The members of the group were cagey, keeping mostly to themselves.
The James F. Battin Federal Building is on the auction block — starting bid: $1 — and a group of seven men came out Wednesday afternoon to get a look under the hood and to kick the tires.
They weren't all prospective buyers. A few in the group were contractors hoping to connect with whoever ends up buying the building and offer their services.
The federal building is stuffed with asbestos. It's in the floor tiles, under the floor tiles, in the ceiling tiles, above the ceiling tiles and on the walls.
"You can actually see the spray-on asbestos if you look up there," Kimberly Barnett told the tour group, pointing to the ceiling in one of the service rooms.
Barnett, a property manager with the federal General Services Administration, led the tour.
Dallas Cranford owns and operates Liberty Environmental, and one of the services he offers is asbestos abatement. So he showed up for a peek.
"It's a tough building for abatement," he said.
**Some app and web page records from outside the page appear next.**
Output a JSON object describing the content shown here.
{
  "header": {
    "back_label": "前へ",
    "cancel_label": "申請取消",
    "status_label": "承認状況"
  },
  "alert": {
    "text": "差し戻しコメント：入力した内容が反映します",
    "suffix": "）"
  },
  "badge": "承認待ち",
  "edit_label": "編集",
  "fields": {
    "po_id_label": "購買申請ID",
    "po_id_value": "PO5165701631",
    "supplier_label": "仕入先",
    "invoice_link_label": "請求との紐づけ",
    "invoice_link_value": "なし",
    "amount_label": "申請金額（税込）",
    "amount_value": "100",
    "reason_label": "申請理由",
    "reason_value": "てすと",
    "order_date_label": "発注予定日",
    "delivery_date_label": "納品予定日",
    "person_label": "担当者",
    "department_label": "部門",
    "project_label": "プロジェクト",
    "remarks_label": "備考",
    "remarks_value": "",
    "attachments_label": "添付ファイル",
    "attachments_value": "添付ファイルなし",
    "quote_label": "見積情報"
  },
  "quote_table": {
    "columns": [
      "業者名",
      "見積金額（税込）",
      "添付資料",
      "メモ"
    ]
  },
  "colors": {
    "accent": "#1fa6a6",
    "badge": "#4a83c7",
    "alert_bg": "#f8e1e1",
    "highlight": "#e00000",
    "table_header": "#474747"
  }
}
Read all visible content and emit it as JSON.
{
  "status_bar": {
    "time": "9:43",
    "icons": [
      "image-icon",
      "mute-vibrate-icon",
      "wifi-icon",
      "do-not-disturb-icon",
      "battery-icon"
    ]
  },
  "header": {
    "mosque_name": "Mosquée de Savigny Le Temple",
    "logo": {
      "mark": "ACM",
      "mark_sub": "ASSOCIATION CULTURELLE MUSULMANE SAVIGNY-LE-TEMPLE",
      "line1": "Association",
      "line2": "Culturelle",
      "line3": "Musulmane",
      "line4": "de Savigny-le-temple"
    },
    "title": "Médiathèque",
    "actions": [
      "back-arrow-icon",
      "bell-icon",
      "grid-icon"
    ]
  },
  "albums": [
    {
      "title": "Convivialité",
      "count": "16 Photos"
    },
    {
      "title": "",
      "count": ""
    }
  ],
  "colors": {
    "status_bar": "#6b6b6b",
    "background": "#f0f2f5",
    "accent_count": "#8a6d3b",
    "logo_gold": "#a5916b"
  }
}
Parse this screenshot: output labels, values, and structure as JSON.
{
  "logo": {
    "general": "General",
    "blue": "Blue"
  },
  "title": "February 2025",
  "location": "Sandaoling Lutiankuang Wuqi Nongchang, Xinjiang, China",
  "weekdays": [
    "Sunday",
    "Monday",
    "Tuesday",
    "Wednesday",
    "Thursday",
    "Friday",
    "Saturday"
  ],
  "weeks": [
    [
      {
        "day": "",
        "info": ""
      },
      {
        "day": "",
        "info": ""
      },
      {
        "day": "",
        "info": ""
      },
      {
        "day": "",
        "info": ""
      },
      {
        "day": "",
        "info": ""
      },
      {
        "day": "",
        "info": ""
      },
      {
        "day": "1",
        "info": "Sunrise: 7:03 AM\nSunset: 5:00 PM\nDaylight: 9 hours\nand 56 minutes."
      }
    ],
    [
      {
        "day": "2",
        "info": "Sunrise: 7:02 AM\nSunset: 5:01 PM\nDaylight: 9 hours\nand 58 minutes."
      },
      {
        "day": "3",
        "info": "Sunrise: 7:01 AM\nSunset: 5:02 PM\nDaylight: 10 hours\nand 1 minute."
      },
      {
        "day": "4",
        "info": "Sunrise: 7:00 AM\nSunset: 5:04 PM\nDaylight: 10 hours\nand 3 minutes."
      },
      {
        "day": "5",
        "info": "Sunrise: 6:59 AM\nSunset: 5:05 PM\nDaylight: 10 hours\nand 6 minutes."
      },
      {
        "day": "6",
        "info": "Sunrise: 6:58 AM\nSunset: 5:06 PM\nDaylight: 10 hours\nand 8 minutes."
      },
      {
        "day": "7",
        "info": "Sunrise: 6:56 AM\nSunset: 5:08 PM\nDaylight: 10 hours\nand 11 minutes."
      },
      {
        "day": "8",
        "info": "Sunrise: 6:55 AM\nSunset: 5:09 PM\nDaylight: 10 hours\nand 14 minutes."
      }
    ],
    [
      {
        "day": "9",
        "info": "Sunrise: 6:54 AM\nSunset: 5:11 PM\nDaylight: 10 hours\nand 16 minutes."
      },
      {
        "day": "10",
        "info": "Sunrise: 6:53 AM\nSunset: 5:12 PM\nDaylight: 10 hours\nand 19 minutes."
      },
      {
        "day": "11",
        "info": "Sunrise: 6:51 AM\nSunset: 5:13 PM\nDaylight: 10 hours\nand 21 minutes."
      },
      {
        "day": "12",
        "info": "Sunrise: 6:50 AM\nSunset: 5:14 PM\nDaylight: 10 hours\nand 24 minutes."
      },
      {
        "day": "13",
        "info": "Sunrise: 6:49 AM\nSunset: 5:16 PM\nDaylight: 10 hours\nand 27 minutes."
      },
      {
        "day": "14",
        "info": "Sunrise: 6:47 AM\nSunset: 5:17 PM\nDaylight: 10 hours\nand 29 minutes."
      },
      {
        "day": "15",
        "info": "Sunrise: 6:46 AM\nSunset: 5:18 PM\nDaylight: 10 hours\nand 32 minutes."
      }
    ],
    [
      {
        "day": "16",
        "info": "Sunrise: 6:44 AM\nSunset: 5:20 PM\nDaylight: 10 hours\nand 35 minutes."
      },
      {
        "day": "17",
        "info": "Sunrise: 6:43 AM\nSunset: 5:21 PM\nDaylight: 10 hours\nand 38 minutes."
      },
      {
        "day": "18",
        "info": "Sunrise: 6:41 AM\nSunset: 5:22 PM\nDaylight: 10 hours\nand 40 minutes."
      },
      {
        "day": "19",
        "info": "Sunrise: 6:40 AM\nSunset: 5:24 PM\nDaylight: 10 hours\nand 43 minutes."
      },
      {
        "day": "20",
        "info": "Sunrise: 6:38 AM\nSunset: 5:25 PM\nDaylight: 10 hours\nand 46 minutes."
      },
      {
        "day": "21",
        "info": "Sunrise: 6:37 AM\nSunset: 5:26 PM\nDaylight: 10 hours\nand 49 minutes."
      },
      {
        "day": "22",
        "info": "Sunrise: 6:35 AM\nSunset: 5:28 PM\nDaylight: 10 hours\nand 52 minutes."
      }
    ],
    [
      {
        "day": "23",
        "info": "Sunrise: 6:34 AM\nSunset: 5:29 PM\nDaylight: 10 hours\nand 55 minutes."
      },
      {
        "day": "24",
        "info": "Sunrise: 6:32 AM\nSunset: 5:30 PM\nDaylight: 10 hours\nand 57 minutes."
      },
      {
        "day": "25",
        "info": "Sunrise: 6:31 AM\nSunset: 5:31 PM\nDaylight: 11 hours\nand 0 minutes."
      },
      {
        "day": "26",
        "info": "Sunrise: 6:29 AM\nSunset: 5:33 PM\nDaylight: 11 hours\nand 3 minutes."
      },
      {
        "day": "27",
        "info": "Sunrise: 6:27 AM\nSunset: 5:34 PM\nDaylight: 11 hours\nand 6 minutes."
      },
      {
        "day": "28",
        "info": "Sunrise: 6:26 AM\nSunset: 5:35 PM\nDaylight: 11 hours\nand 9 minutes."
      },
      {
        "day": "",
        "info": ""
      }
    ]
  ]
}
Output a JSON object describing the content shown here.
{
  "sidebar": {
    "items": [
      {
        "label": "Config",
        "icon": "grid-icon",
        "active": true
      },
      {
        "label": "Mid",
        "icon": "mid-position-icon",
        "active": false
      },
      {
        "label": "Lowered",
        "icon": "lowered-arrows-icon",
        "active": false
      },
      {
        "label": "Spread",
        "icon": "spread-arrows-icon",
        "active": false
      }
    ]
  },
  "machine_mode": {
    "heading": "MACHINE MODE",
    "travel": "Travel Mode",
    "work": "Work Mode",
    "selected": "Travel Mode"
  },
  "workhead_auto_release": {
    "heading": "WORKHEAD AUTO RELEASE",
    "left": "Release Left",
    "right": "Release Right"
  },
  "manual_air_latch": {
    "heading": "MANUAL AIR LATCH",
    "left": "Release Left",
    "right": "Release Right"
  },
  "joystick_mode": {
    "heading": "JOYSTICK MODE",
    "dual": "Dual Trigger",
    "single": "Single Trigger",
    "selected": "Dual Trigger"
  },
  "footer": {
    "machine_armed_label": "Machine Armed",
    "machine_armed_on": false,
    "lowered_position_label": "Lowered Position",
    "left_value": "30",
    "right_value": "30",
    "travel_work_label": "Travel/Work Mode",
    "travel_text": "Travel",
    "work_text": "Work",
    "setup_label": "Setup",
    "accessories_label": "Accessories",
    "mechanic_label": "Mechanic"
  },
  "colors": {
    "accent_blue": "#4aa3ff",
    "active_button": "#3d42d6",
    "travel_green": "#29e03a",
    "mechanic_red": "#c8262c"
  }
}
He also pointed out that whoever ends up buying the building wouldn't be required to clean up the asbestos. The building operates now with it, he pointed out.
But even without a requirement, the buyer would probably choose to clean it up. A clean bill of health will make people — investors, future tenants, whoever — more comfortable, he said.
Rick Kirn, who works for Schroeder Contracting, also was on the tour. He said cleaning up a building this size, more than 221,000 square feet, would be a huge project.
"They've gotta figure out what they're gonna do," he said.
So far, no bids have been placed on the building. A few of the potential buyers on the tour said until there's a specific closing date, there probably won't be any bids.
GSA will announce when the auction is closing when “sufficient marketing efforts have been met” and potential bidders have had a chance to inspect the property.
Charlie Holden was one of those people on the tour inspecting the property. He didn't want to say what he was looking for or even if he was interested in buying.
"Just looking," he said.
Surmising what he saw, he added, "It's a big project. A really big project."
And it's not just the asbestos. As Barnett led the group into the subbasement, water stains streaked across the floor, and some of the concrete had corroded away.
"As you can see, we have a huge groundwater issue," Barnett told the group.
They've tried three or four times to fix the problem, she said. Each time they've been unsuccessful.
"So we let the water come in and we pump it out," she said.
Alan Anseth with Yellowstone Electric Co. was on the tour at the request of a third party. He didn't want to say much more than that.
"I'm looking at things to help," he offered up.
However, he did point out that Yellowstone Electric was one of the original contractors on the building when the courthouse was built in 1965.
"It's a great building," he said.
As Barnett finished up the tour and led the group out of the lobby, she pointed to a sculpted metal wall mural depicting Montanans at work. It's massive, completed years ago by local artist Lyndon Pomeroy.
"The mural," she said, "comes with the building."